It is difficult to fathom that in the year 2011 there can still be a debate over the writing abilities of women versus men. How many prize-winning authors, Nobel prize recipients included, will it take to convince V.S. Naipaul and others that the works of women are as powerful, creative, and praiseworthy as those of men?
The quality, style, and imaginations of men and women writers are as complex and varied as the individual writers themselves.
Today is the culmination of the Nobel Women's Inititative's conference to end sexual violence in conflict. And how appropriate--they are ending it with a day of action! Love it. Here is their call to action:
Did you know that up 500,000 women were raped during the Rwandan genocide? Did you know that over 64,000 women were raped in Sierra Leone? Did you know that over 40,000 women were raped in Bosnia-Herzegovina? Did you know that thousands of women are raped every day in Sudan and Democratic Republic of Congo?
Enough is enough. Thursday is our international day of action against sexual violence in conflict.

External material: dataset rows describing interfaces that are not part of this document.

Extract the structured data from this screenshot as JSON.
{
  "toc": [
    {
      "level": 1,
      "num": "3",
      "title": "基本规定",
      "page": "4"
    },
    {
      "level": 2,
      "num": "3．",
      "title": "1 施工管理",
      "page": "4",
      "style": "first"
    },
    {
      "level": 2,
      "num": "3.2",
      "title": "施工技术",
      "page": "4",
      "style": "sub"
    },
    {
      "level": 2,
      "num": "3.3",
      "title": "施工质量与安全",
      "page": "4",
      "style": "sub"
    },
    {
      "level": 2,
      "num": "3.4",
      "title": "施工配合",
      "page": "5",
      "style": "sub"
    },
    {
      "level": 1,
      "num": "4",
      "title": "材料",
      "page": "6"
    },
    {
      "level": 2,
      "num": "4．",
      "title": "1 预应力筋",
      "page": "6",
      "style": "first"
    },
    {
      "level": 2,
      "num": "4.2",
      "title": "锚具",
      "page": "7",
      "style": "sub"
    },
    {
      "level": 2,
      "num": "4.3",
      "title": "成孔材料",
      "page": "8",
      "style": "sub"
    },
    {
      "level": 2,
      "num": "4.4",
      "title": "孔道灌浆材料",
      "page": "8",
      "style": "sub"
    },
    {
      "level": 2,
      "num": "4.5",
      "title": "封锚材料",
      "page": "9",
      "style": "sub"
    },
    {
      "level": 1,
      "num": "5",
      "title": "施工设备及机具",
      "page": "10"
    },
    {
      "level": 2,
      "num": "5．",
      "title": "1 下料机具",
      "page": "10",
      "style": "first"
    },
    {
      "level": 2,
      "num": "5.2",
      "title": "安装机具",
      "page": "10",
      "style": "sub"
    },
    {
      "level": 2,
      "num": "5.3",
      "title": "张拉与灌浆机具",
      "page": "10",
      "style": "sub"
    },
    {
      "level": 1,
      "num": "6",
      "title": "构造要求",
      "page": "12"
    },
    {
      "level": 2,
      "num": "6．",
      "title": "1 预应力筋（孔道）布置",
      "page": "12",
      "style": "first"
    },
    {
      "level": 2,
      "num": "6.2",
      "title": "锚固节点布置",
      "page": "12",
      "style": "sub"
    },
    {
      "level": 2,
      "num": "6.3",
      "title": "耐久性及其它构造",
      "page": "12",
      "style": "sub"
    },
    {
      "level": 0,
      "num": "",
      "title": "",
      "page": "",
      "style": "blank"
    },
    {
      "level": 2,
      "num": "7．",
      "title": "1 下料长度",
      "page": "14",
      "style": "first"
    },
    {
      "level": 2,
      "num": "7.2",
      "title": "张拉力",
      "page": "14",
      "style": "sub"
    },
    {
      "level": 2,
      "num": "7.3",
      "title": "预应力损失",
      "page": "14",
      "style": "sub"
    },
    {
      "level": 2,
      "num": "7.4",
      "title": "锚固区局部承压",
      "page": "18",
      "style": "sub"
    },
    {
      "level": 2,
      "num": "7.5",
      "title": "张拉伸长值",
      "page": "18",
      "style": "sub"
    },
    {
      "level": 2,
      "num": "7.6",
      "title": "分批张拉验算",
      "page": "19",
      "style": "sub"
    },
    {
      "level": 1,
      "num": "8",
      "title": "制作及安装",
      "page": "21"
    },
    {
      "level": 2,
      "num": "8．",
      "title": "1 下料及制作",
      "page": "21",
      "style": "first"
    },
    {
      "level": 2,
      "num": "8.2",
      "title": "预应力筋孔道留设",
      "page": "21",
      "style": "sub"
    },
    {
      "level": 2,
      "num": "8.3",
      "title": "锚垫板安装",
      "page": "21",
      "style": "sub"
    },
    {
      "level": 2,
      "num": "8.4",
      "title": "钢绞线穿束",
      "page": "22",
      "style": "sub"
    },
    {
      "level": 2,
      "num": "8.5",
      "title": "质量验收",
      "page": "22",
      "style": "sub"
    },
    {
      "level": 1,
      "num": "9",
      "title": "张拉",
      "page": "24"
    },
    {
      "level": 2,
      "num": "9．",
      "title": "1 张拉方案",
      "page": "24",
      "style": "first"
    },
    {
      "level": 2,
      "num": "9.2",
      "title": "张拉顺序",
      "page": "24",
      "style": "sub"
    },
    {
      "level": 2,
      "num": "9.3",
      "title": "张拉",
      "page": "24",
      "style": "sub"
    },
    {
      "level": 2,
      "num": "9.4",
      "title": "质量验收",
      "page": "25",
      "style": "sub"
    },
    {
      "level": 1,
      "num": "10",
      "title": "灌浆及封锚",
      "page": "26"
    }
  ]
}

Today is Denim Day. I’m wearing jeans to work in support of sexual assault survivors and to raise awareness about sexual assault misconceptions. Denim day has been around since the late 1990s when the Italian Supreme Court overturned a sexual assault conviction because the survivor wore tight jeans when she was raped. In protest, women in the Italian Parliament wore jeans to work. (read more about denim day’s history here)
As part of its Transforming Lives Documentary Film Project, the Institute for Women's Leadership at Rutgers University features the following interview with comic artist Alison Bechdel (see Dykes to Watch Out For). Mimi Zander -- a Rutgers University senior, IWL Leadership Scholar and awarding-winning filmmaker -- is the lucky duck who interviewed Bechdel. In the interview, Bechdel discusses how internalized misogyny at the beginning of her drawing career prevented her from drawing women. She could only draw women if she thought of them as lesbians. Of course, this all passed. But it's always interesting to hear about an artists' process and journey.
Tuesday, March 29, proved to be an important day for advancing our understanding of poverty, with two unaffiliated events tackling different aspects of this important issue. The Women of Color Policy Network, in conjunction with the Center for American Progress, hosted an event to discuss the measurement of poverty and poverty reduction programs within the U.S. Just one hour later, Spotlight on Poverty and Opportunity led an audioconference to discuss lessons that U.S. policymakers can learn from the U.K. on reducing childhood poverty.
The career of Geraldine Ferraro was remarkable, not only because of her nomination as Democratic vice presidential candidate in 1984, but because of her stellar accomplishments from what were extremely humble origins. She was the daughter of Italian immigrants of modest means. Her father died when she was 10 and her mother had to support her and three brothers as a seamstress. Geraldine was incredibly gifted and driven from an early age.
“In school she used to be captain of this, president of that, I knew she would become a leader,” her mother Antonetta [nee Corrieri] Ferraro told the New York Times in July 1984.
With the passing of the great leader, Geraldine Ferraro, many groups are reflecting on her remarkable career and important contribution to the fight for women’s equality. Among her many accomplishments, Ferraro was the first woman to be a major-party national nominee in her 1984 run for vice president of the United States. She used her three terms as a Congresswoman to pass legislation that brought equality to women in pensions, wages and retirement, in addition to spearheading efforts to pass the Equal Rights Amendment. More recently, Ferarro served as an Ambassador to the U.N. Commission on Human Rights. We've collected some of the reflections and tributes published over the last few days, remembering the extraordinary life of Ferraro.